(Extracted records)
........

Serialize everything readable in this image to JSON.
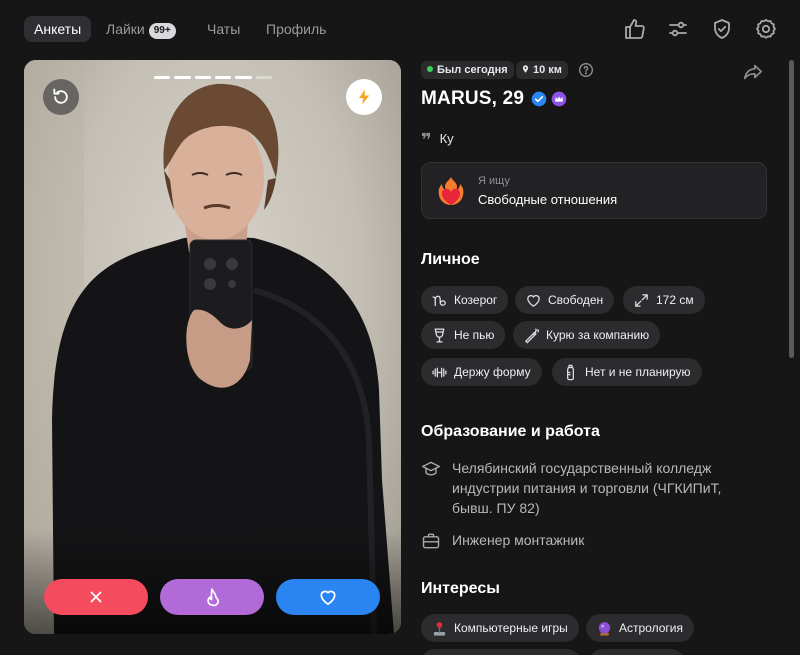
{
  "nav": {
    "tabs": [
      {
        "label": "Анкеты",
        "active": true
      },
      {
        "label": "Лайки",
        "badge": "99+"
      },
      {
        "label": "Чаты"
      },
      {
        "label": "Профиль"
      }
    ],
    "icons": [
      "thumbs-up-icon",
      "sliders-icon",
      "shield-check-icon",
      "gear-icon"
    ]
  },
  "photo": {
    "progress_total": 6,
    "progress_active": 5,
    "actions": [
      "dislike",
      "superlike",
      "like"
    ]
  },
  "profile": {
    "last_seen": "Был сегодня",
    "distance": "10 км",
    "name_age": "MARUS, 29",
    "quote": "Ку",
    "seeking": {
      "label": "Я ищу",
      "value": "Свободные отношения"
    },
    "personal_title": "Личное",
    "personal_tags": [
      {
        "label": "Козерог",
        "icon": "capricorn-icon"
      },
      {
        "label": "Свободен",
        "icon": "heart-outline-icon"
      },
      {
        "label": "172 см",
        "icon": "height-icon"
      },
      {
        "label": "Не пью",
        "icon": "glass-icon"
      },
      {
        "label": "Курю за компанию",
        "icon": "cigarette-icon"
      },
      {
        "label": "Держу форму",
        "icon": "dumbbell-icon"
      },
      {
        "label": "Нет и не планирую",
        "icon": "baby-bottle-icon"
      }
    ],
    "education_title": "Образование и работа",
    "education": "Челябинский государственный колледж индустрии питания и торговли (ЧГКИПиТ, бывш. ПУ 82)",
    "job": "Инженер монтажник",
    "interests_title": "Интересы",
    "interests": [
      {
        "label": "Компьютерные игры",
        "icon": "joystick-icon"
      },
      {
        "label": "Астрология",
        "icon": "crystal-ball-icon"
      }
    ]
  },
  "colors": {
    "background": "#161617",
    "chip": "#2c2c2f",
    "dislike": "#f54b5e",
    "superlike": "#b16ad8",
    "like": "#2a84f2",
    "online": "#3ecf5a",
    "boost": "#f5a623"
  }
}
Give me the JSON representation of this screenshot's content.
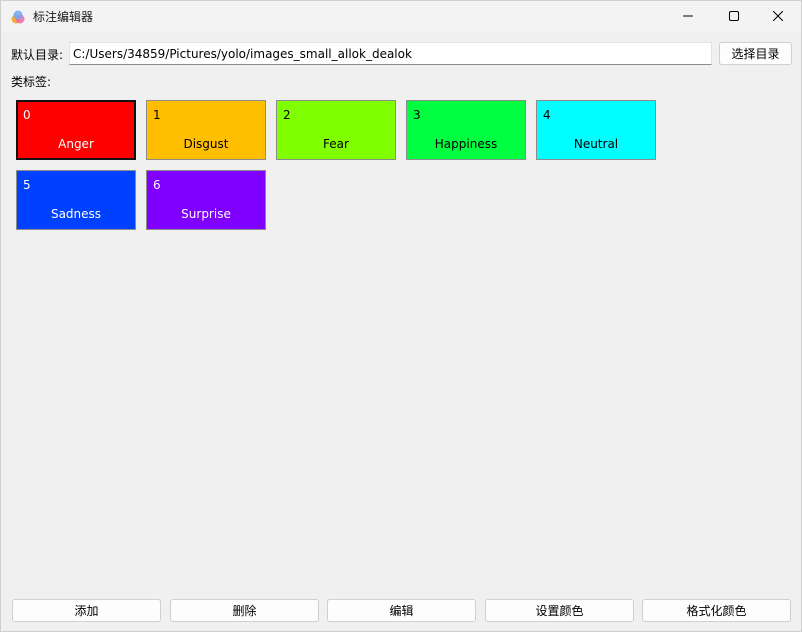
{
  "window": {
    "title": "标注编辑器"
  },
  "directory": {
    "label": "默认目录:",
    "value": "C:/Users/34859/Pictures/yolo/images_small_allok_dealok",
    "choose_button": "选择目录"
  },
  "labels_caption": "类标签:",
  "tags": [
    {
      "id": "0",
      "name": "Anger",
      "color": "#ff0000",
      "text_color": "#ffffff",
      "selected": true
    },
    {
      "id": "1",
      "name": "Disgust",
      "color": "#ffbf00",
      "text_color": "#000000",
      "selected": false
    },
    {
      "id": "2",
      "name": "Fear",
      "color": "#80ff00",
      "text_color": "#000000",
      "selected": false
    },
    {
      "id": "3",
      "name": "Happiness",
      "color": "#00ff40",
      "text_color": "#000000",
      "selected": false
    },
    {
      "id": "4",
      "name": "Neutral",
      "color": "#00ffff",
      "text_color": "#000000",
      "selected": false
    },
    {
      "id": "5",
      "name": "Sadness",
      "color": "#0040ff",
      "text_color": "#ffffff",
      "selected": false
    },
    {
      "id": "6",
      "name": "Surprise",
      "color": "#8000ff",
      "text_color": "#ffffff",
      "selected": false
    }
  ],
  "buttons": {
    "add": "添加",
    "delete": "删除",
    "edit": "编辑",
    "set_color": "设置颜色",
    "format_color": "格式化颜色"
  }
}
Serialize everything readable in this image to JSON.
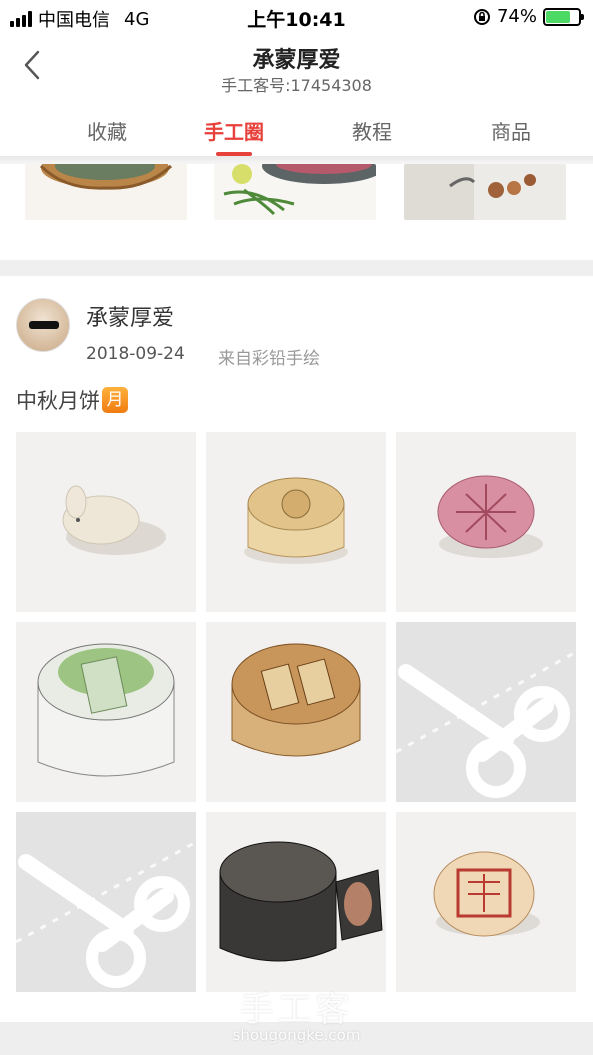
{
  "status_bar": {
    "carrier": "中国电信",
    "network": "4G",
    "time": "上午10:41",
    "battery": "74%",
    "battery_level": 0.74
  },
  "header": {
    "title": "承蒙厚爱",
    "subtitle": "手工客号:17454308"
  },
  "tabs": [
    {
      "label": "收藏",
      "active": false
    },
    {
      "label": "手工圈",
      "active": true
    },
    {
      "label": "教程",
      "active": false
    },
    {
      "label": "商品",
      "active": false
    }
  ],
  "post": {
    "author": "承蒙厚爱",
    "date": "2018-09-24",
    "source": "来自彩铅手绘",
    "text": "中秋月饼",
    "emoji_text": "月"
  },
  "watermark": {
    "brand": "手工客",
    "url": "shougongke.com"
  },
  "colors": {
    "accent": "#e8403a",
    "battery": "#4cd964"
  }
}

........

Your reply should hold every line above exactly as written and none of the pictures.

▶ _ANSWER BOX_:
Serialize everything readable in this image to JSON.
{
  "nav": {
    "tabs": [
      {
        "label": "Анкеты",
        "active": true
      },
      {
        "label": "Лайки",
        "badge": "99+"
      },
      {
        "label": "Чаты"
      },
      {
        "label": "Профиль"
      }
    ],
    "icons": [
      "thumbs-up-icon",
      "sliders-icon",
      "shield-check-icon",
      "gear-icon"
    ]
  },
  "photo": {
    "progress_total": 6,
    "progress_active": 5,
    "actions": [
      "dislike",
      "superlike",
      "like"
    ]
  },
  "profile": {
    "last_seen": "Был сегодня",
    "distance": "10 км",
    "name_age": "MARUS, 29",
    "quote": "Ку",
    "seeking": {
      "label": "Я ищу",
      "value": "Свободные отношения"
    },
    "personal_title": "Личное",
    "personal_tags": [
      {
        "label": "Козерог",
        "icon": "capricorn-icon"
      },
      {
        "label": "Свободен",
        "icon": "heart-outline-icon"
      },
      {
        "label": "172 см",
        "icon": "height-icon"
      },
      {
        "label": "Не пью",
        "icon": "glass-icon"
      },
      {
        "label": "Курю за компанию",
        "icon": "cigarette-icon"
      },
      {
        "label": "Держу форму",
        "icon": "dumbbell-icon"
      },
      {
        "label": "Нет и не планирую",
        "icon": "baby-bottle-icon"
      }
    ],
    "education_title": "Образование и работа",
    "education": "Челябинский государственный колледж индустрии питания и торговли (ЧГКИПиТ, бывш. ПУ 82)",
    "job": "Инженер монтажник",
    "interests_title": "Интересы",
    "interests": [
      {
        "label": "Компьютерные игры",
        "icon": "joystick-icon"
      },
      {
        "label": "Астрология",
        "icon": "crystal-ball-icon"
      }
    ]
  },
  "colors": {
    "background": "#161617",
    "chip": "#2c2c2f",
    "dislike": "#f54b5e",
    "superlike": "#b16ad8",
    "like": "#2a84f2",
    "online": "#3ecf5a",
    "boost": "#f5a623"
  }
}
Give me the JSON representation of this screenshot's content.
{
  "window": {
    "title": "标注编辑器"
  },
  "directory": {
    "label": "默认目录:",
    "value": "C:/Users/34859/Pictures/yolo/images_small_allok_dealok",
    "choose_button": "选择目录"
  },
  "labels_caption": "类标签:",
  "tags": [
    {
      "id": "0",
      "name": "Anger",
      "color": "#ff0000",
      "text_color": "#ffffff",
      "selected": true
    },
    {
      "id": "1",
      "name": "Disgust",
      "color": "#ffbf00",
      "text_color": "#000000",
      "selected": false
    },
    {
      "id": "2",
      "name": "Fear",
      "color": "#80ff00",
      "text_color": "#000000",
      "selected": false
    },
    {
      "id": "3",
      "name": "Happiness",
      "color": "#00ff40",
      "text_color": "#000000",
      "selected": false
    },
    {
      "id": "4",
      "name": "Neutral",
      "color": "#00ffff",
      "text_color": "#000000",
      "selected": false
    },
    {
      "id": "5",
      "name": "Sadness",
      "color": "#0040ff",
      "text_color": "#ffffff",
      "selected": false
    },
    {
      "id": "6",
      "name": "Surprise",
      "color": "#8000ff",
      "text_color": "#ffffff",
      "selected": false
    }
  ],
  "buttons": {
    "add": "添加",
    "delete": "删除",
    "edit": "编辑",
    "set_color": "设置颜色",
    "format_color": "格式化颜色"
  }
}
Serialize everything readable in this image to JSON.
{
  "status_bar": {
    "carrier": "中国电信",
    "network": "4G",
    "time": "上午10:41",
    "battery": "74%",
    "battery_level": 0.74
  },
  "header": {
    "title": "承蒙厚爱",
    "subtitle": "手工客号:17454308"
  },
  "tabs": [
    {
      "label": "收藏",
      "active": false
    },
    {
      "label": "手工圈",
      "active": true
    },
    {
      "label": "教程",
      "active": false
    },
    {
      "label": "商品",
      "active": false
    }
  ],
  "post": {
    "author": "承蒙厚爱",
    "date": "2018-09-24",
    "source": "来自彩铅手绘",
    "text": "中秋月饼",
    "emoji_text": "月"
  },
  "watermark": {
    "brand": "手工客",
    "url": "shougongke.com"
  },
  "colors": {
    "accent": "#e8403a",
    "battery": "#4cd964"
  }
}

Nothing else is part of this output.